I think I like his stuff less after he got hit by the van. I don't know that either event is linked, just a casual observation I've never thought too much about.

kleinbl00  ·  269 days ago  ·  link  ·  

    I don't tell people I'm a writer. Or an artist and I have a BFA in studio art. I keep that to myself for other reasons than to tone down the pretension.

LA taught me that I hate the fuck out of anyone who calls themselves a screenwriter. The ones who aren't repped because they aren't, they're pretenders. The ones who are because they were doing better than me. It's entirely possible I would have gotten further down there had I accepted the mantle but even when I was at William Morris I still introduced myself as a sound mixer. The raw, supplicating indignity of being a screenwriter was a bridge too far. Still is.

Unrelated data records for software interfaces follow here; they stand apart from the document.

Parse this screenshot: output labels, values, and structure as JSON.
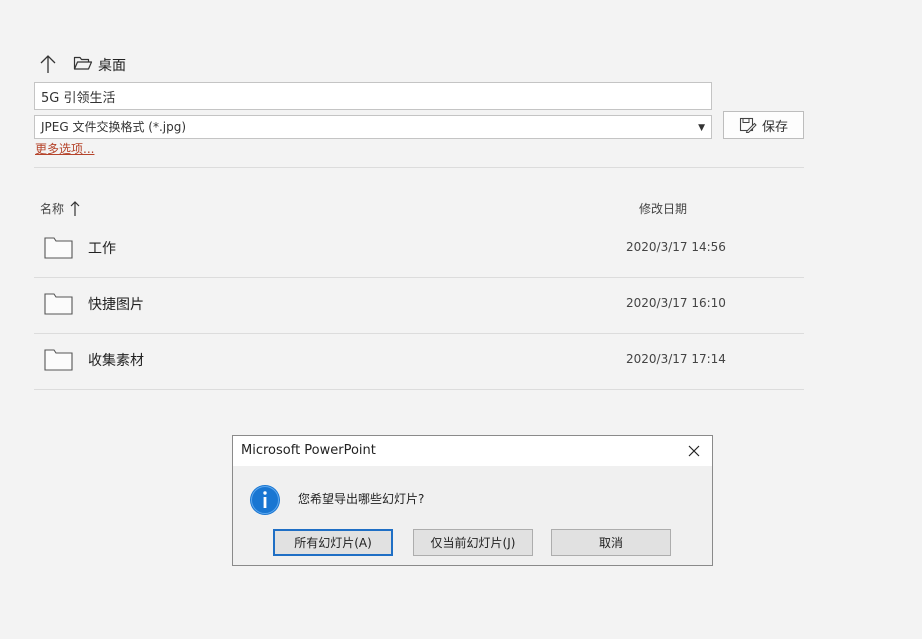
{
  "save_dialog": {
    "path": {
      "label": "桌面",
      "up_icon": "arrow-up-icon",
      "folder_icon": "folder-open-icon"
    },
    "filename": {
      "value": "5G 引领生活"
    },
    "filetype": {
      "value": "JPEG 文件交换格式 (*.jpg)"
    },
    "save_button": {
      "label": "保存",
      "icon": "save-icon"
    },
    "more_options": "更多选项...",
    "columns": {
      "name": "名称",
      "date": "修改日期"
    },
    "rows": [
      {
        "name": "工作",
        "date": "2020/3/17 14:56"
      },
      {
        "name": "快捷图片",
        "date": "2020/3/17 16:10"
      },
      {
        "name": "收集素材",
        "date": "2020/3/17 17:14"
      }
    ]
  },
  "message_box": {
    "title": "Microsoft PowerPoint",
    "message": "您希望导出哪些幻灯片?",
    "icon": "info-icon",
    "buttons": {
      "all": "所有幻灯片(A)",
      "current": "仅当前幻灯片(J)",
      "cancel": "取消"
    }
  },
  "colors": {
    "accent": "#1f6fc5",
    "link": "#b5432a",
    "info_icon": "#1976d2"
  }
}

tacocat  ·  269 days ago  ·  link  ·  

Honestly I don't tell people I'm an artist mainly because that is immediately followed by being asked if I can draw almost all the time. Yes I can fucking draw you ignorant ass. No I don't want to do tattoos. If you're not self supporting on it then what right do you have to call yourself anything?

I freely call myself an artist to impress women though. It can be a conversation starter if nothing else

_refugee_  ·  264 days ago  ·  link  ·  

ya know, klein, when you get it, you really fucking get it

also i read this from facebook a few weeks ago and it strikes me as relevant to what you're saying arts industry report asks: where are all the working-class people

rezzeJ  ·  269 days ago  ·  link  ·  

    So if you're a serious artiste you're left grappling with the cognitive dissonance that if you get paid you're a sell-out but if you don't get paid you starve (unless you're one of the lucky dilettantes we don't talk about but we all know and us serious artistes all know they aren't serious anyway, just lucky). And if you're a serious artiste you know that validation is nothing but validation is everything but validation is illogical but if it matters it MUST be logical and somehow.

Since you mentioned David Foster Wallace, this reminded me of something related that he said:

    It’s like, if you’re used to doing heavy-duty literary stuff that doesn’t sell well, being human animals with egos, we find a way to accommodate that fact by the following equation: If it sells really well and gets a lot of attention, it must be shit. Then, of course, the ultimate irony is: if your thing gets a lot of attention and sells really well, then the very mechanism you’ve used to shore yourself up when your stuff didn’t sell well is now part of the Darkness Nexus when it does, so you’re screwed. You can’t win.